|Image from StarWars.com|
As one of a select minority of people who both enjoyed the Star Wars prequel trilogy and are unafraid to say so, I was ambivalent when it was announced that George Lucas had sold the series to Disney, who planned to finally continue the story with Episodes VII through IX (at least.) On the one hand, I thought it a shame that one of the few major creator-owned properties in film was no longer so, but yet another IP in the arsenal of a major megacorporation, and I was unsure how best to continue the story after both the Sith and the Empire were thoroughly defeated.
On the other hand, I like movies where spaceships explode and where people fight each other with laser swords, so, yes, I had to see it at least once.
The Force Awakens is also divided, telling a new story for a new generation while, at the same time, appeasing everyone who grew up on the originals and rejected the prequels with so much disdain that Lucas himself is now something of a pariah. The needs of nostalgia (and of the Disney corporation) do pull at this film, but there’s enough talent and genuine ingenuity at work for it to be a satisfying space opera in its own right.
There is much to potentially spoil in the plot, suffice it to say that many years after the defeat of the Empire, a new and brutal First Order has arisen and taken over a portion of the galaxy. With the restored Republic unwilling to declare war, a covert Resistance is left to oppose the Order. In the midst of this Luke Skywalker has vanished, and the Resistance are searching for him. Ace pilot Poe Dameron (Oscar Isaac), seeking information, is captured by the First Order, but his loyal droid BB-8 escapes into the deserts of the planet Jakku, a desolate world whose main industry appears to be salvaging parts from the crashed starships and vehicles left over from a battle between the Rebels and the Empire. BB-8 is recovered and befriended by Rey (Daisy Ridley), a young scavenger, who falls in with Finn (John Boyega), a former stormtrooper for the First Order who defected shortly after refusing to massacre a small village. The two manage to escape Jakku in a familiar-looking space freighter, only to run into its original occupants…
The fundamental question I had when dealing with a continuation of the Star Wars story was who the new villains would be. The Sith have been successfully eradicated thanks to Vader’s sacrifice and just having the Empire still around would be, to say the least, anticlimactic. The Force Awakens is a little vague in defining the First Order and their intentions for the galaxy, though an appropriately Nazi-esque rally on board their new superweapon at least conveys the right feeling.
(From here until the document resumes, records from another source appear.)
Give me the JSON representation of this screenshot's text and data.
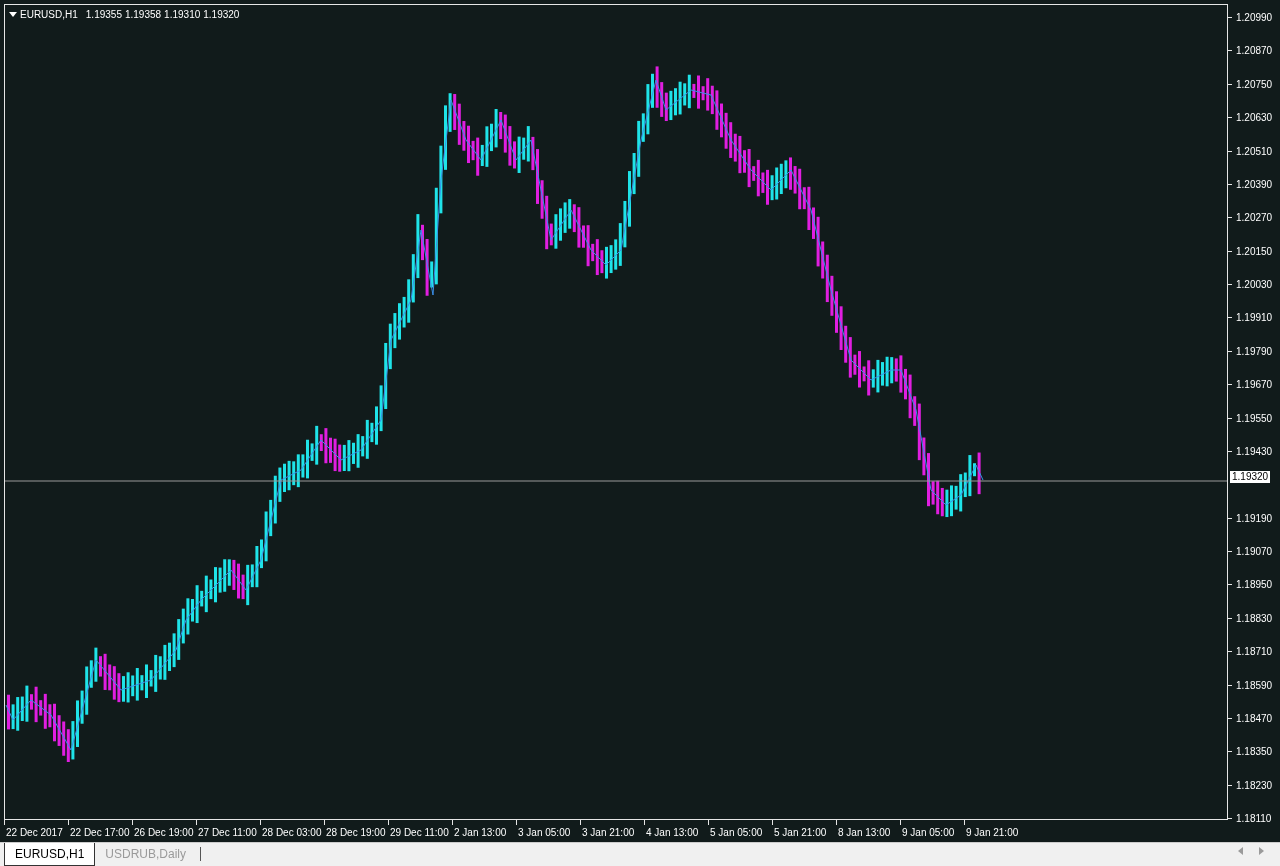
{
  "chart_header": {
    "symbol": "EURUSD,H1",
    "quotes": [
      "1.19355",
      "1.19358",
      "1.19310",
      "1.19320"
    ]
  },
  "price_axis": {
    "labels": [
      {
        "text": "1.20990",
        "kind": "tick"
      },
      {
        "text": "1.20870",
        "kind": "tick"
      },
      {
        "text": "1.20750",
        "kind": "tick"
      },
      {
        "text": "1.20630",
        "kind": "tick"
      },
      {
        "text": "1.20510",
        "kind": "tick"
      },
      {
        "text": "1.20390",
        "kind": "tick"
      },
      {
        "text": "1.20270",
        "kind": "tick"
      },
      {
        "text": "1.20150",
        "kind": "tick"
      },
      {
        "text": "1.20030",
        "kind": "tick"
      },
      {
        "text": "1.19910",
        "kind": "tick"
      },
      {
        "text": "1.19790",
        "kind": "tick"
      },
      {
        "text": "1.19670",
        "kind": "tick"
      },
      {
        "text": "1.19550",
        "kind": "tick"
      },
      {
        "text": "1.19430",
        "kind": "tick"
      },
      {
        "text": "1.19320",
        "kind": "current"
      },
      {
        "text": "1.19190",
        "kind": "tick"
      },
      {
        "text": "1.19070",
        "kind": "tick"
      },
      {
        "text": "1.18950",
        "kind": "tick"
      },
      {
        "text": "1.18830",
        "kind": "tick"
      },
      {
        "text": "1.18710",
        "kind": "tick"
      },
      {
        "text": "1.18590",
        "kind": "tick"
      },
      {
        "text": "1.18470",
        "kind": "tick"
      },
      {
        "text": "1.18350",
        "kind": "tick"
      },
      {
        "text": "1.18230",
        "kind": "tick"
      },
      {
        "text": "1.18110",
        "kind": "tick"
      }
    ]
  },
  "time_axis": {
    "labels": [
      "22 Dec 2017",
      "22 Dec 17:00",
      "26 Dec 19:00",
      "27 Dec 11:00",
      "28 Dec 03:00",
      "28 Dec 19:00",
      "29 Dec 11:00",
      "2 Jan 13:00",
      "3 Jan 05:00",
      "3 Jan 21:00",
      "4 Jan 13:00",
      "5 Jan 05:00",
      "5 Jan 21:00",
      "8 Jan 13:00",
      "9 Jan 05:00",
      "9 Jan 21:00"
    ]
  },
  "tabs": [
    {
      "label": "EURUSD,H1",
      "selected": true
    },
    {
      "label": "USDRUB,Daily",
      "selected": false
    }
  ]
}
They quite closely resemble the Empire in fashion and interior design, even fielding Star Destroyers and TIE fighters which are only slightly different from the originals (some new designs would have been welcome, honestly.) They’re mostly led by Kylo Ren (Adam Driver), a sinister acolyte of the Dark Side who appears to be a big fan of Darth Vader before he went all soft- guiding him is the enigmatic Supreme Leader Snoke (Andy Serkis in voice and gesture), who makes it clear that it’s not only George Lucas who has trouble coming up with cool outer space names.
The old guard plays a big part in the proceedings. Harrison Ford is back as Han Solo, Chewbacca’s at his side, Carrie Fisher returns to the role of Leia, and I guess it really wouldn’t be Star Wars without R2-D2 and C-3PO putting in appearances. (Threepio does have one of the film’s best lines.) At times the veterans threaten to overshadow the new cast, but the new characters all have enough time to win us over: Rey is clearly getting the main hero’s journey here with Ridley displaying the right intensity, Boyega's Finn is a likable everyman despite having been raised from childhood in a soulless military machine, and Poe Dameron is a callback to the series’ genre roots, a Buck Rogers hero who happens to be taking a supporting role in someone else’s story. (Why Oscar Isaac wasn’t an A-list star before this is mystifying.)
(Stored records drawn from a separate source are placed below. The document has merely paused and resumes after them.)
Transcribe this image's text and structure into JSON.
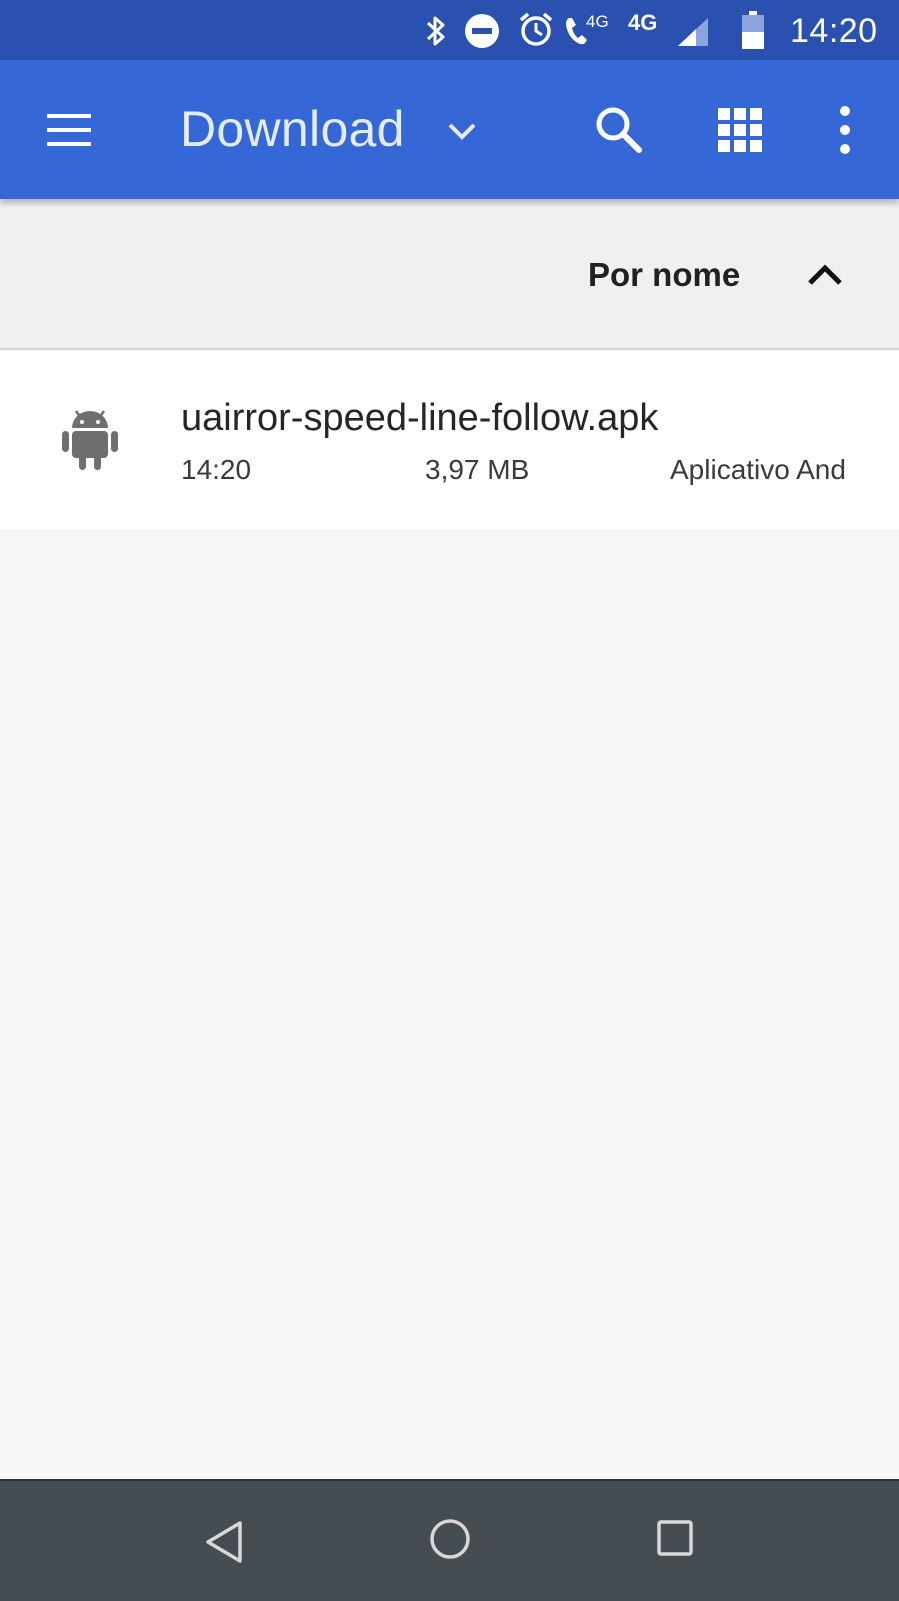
{
  "status_bar": {
    "time": "14:20",
    "network_small": "4G",
    "network_large": "4G",
    "icons": [
      "bluetooth-icon",
      "do-not-disturb-icon",
      "alarm-icon",
      "volte-call-icon",
      "signal-icon",
      "battery-icon"
    ]
  },
  "app_bar": {
    "title": "Download",
    "icons": [
      "menu-icon",
      "chevron-down-icon",
      "search-icon",
      "grid-view-icon",
      "more-vert-icon"
    ]
  },
  "sort": {
    "label": "Por nome",
    "direction_icon": "chevron-up-icon"
  },
  "files": [
    {
      "icon": "android-icon",
      "name": "uairror-speed-line-follow.apk",
      "time": "14:20",
      "size": "3,97 MB",
      "type": "Aplicativo And"
    }
  ],
  "nav_bar": {
    "icons": [
      "back-icon",
      "home-icon",
      "recents-icon"
    ]
  },
  "colors": {
    "status_bar": "#2a51b0",
    "app_bar": "#3567d6",
    "nav_bar": "#454c52",
    "background": "#f6f6f6"
  }
}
Abrams keeps the action fast paced and visually dazzling, emphasizing a red-blue color scheme which fits the iconic divide between the light and dark sides of the Force. A few parts of the story remain fuzzy, perhaps out of a desire to avoid the prequels’ criticism of being too politically focused (it’s never really clear why there’s both a Republic and Resistance, and even with an in-story explanation it feels inelegant), but for the most part the film plays by the pure cinematic logic of the Star Wars series.
For the most part I find myself with a large roster of small complaints (Gwendoline Christie does not get enough to do), all overshadowed by a sense that Abrams and company have gotten the basics right. If the specifics of the story are a little familiar, the specifics were never the point; Star Wars is about a rhythm and an attitude, and the film uses that style to tell an engaging story. It’s a safe film which takes time to make sure the nostalgists and hardcore fans are in its corner, but it still has something new going on. As the first of a new trilogy it could have been more self contained, but the questions it leaves us with do make for a nice cliffhanger.
Based on characters created by George Lucas
Written by Lawrence Kasdan & J. J. Abrams and Michael Arndt
Directed by J. J. Abrams